A cholesteotoma is formed when a perforation of the eardrum allows this different type of skin to invade the lining middle ear space during the process of healing. This abnormally placed skin sheds flakes of the hard, dead top layer. This material accumulates, clogging the middle ear canal with a pearly white debris. This "crud" accumulates because it has nowhere to go. It causes pressure effects on local middle ear structures, harbors bacteria and most significantly is thought to release an enzyme that can destroy bone tissue.
Cholesteotoma is a serious condition which can lead to destruction of the internal ear structures and deafness, or purulent labyrinthitis, facial paralysis, or bacterial infections including meningitis, brain and other abscesses within the skull cavity. The treatment is surgical.
1. Benign tumors are not cancerous in the sense of invading and spreading through the tissues of the body directly or by metastasis.

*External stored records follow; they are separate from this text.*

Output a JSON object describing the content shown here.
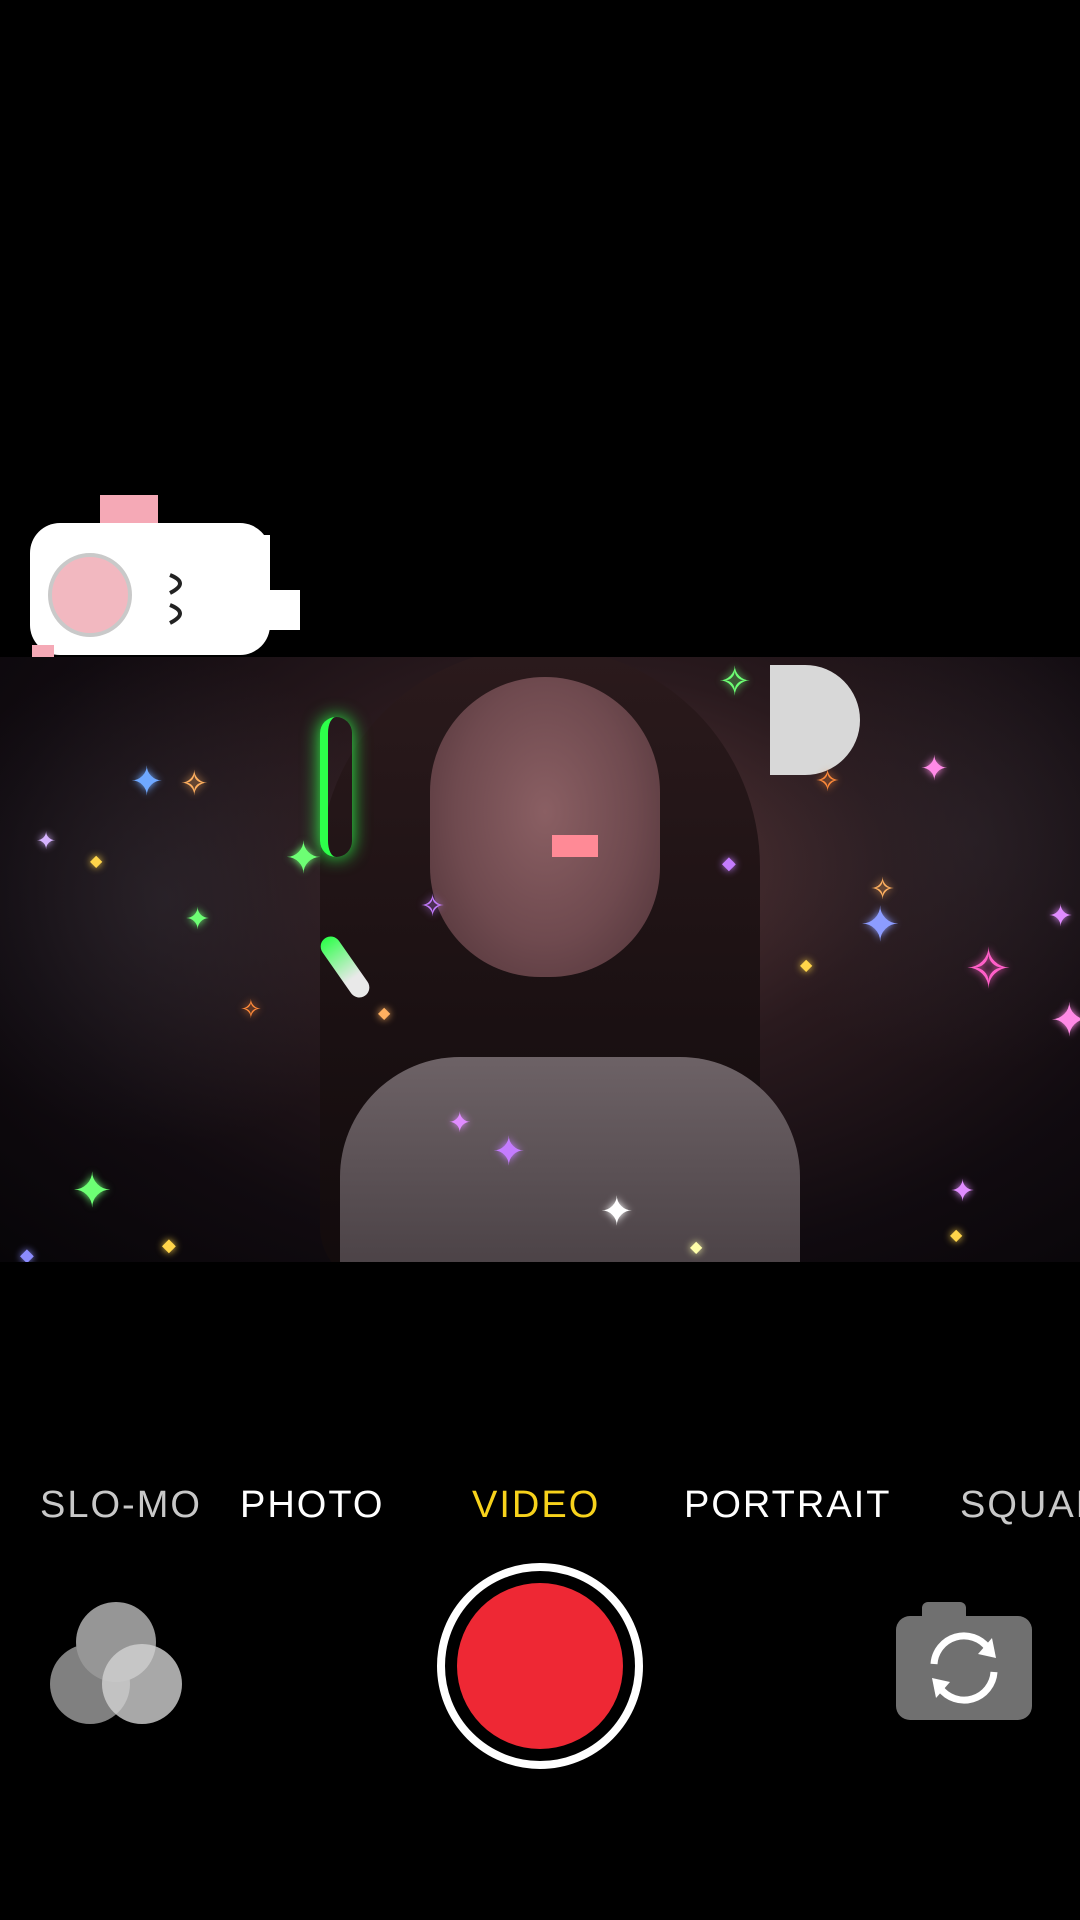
{
  "camera": {
    "modes": [
      {
        "label": "SLO-MO",
        "state": "dim"
      },
      {
        "label": "PHOTO",
        "state": "normal"
      },
      {
        "label": "VIDEO",
        "state": "active"
      },
      {
        "label": "PORTRAIT",
        "state": "normal"
      },
      {
        "label": "SQUARE",
        "state": "clipped"
      }
    ],
    "selected_mode": "VIDEO",
    "shutter": {
      "icon": "record-icon",
      "color": "#ee2834"
    },
    "filters_button": {
      "icon": "filters-icon"
    },
    "flip_button": {
      "icon": "camera-flip-icon"
    }
  },
  "overlay": {
    "sticker": "pixel-cat-sticker",
    "effect": "sparkle-filter"
  },
  "colors": {
    "active_mode": "#f7d21b",
    "record": "#ee2834",
    "background": "#000000"
  }
}
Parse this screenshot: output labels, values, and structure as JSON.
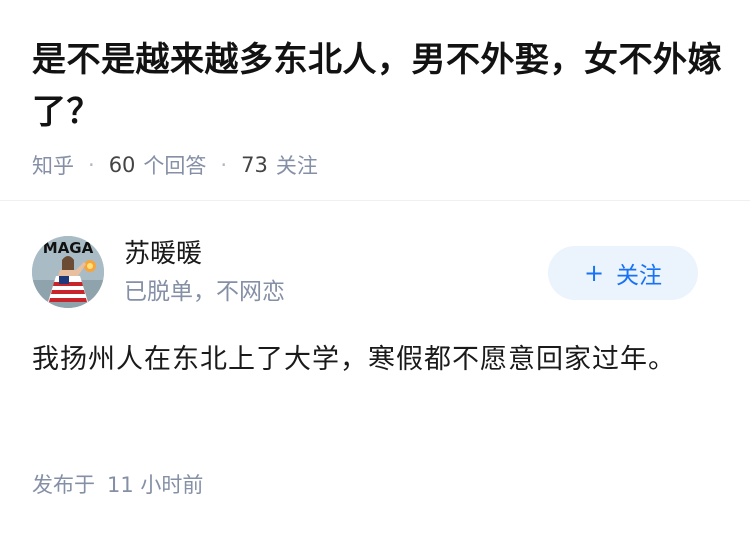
{
  "question": {
    "title": "是不是越来越多东北人，男不外娶，女不外嫁了？",
    "source": "知乎",
    "answer_count": "60",
    "answer_label": "个回答",
    "follower_count": "73",
    "follower_label": "关注"
  },
  "author": {
    "name": "苏暖暖",
    "bio": "已脱单，不网恋",
    "avatar_text": "MAGA",
    "avatar_icon": "avatar-photo"
  },
  "follow_button": {
    "icon": "+",
    "label": "关注"
  },
  "answer": {
    "text": "我扬州人在东北上了大学，寒假都不愿意回家过年。"
  },
  "footer": {
    "published_prefix": "发布于",
    "published_time": "11 小时前"
  },
  "colors": {
    "primary": "#1772f6",
    "button_bg": "#ebf3fc",
    "meta_gray": "#8590a6"
  }
}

However, they can cause significant problems by local pressure effects on surrounding tissue.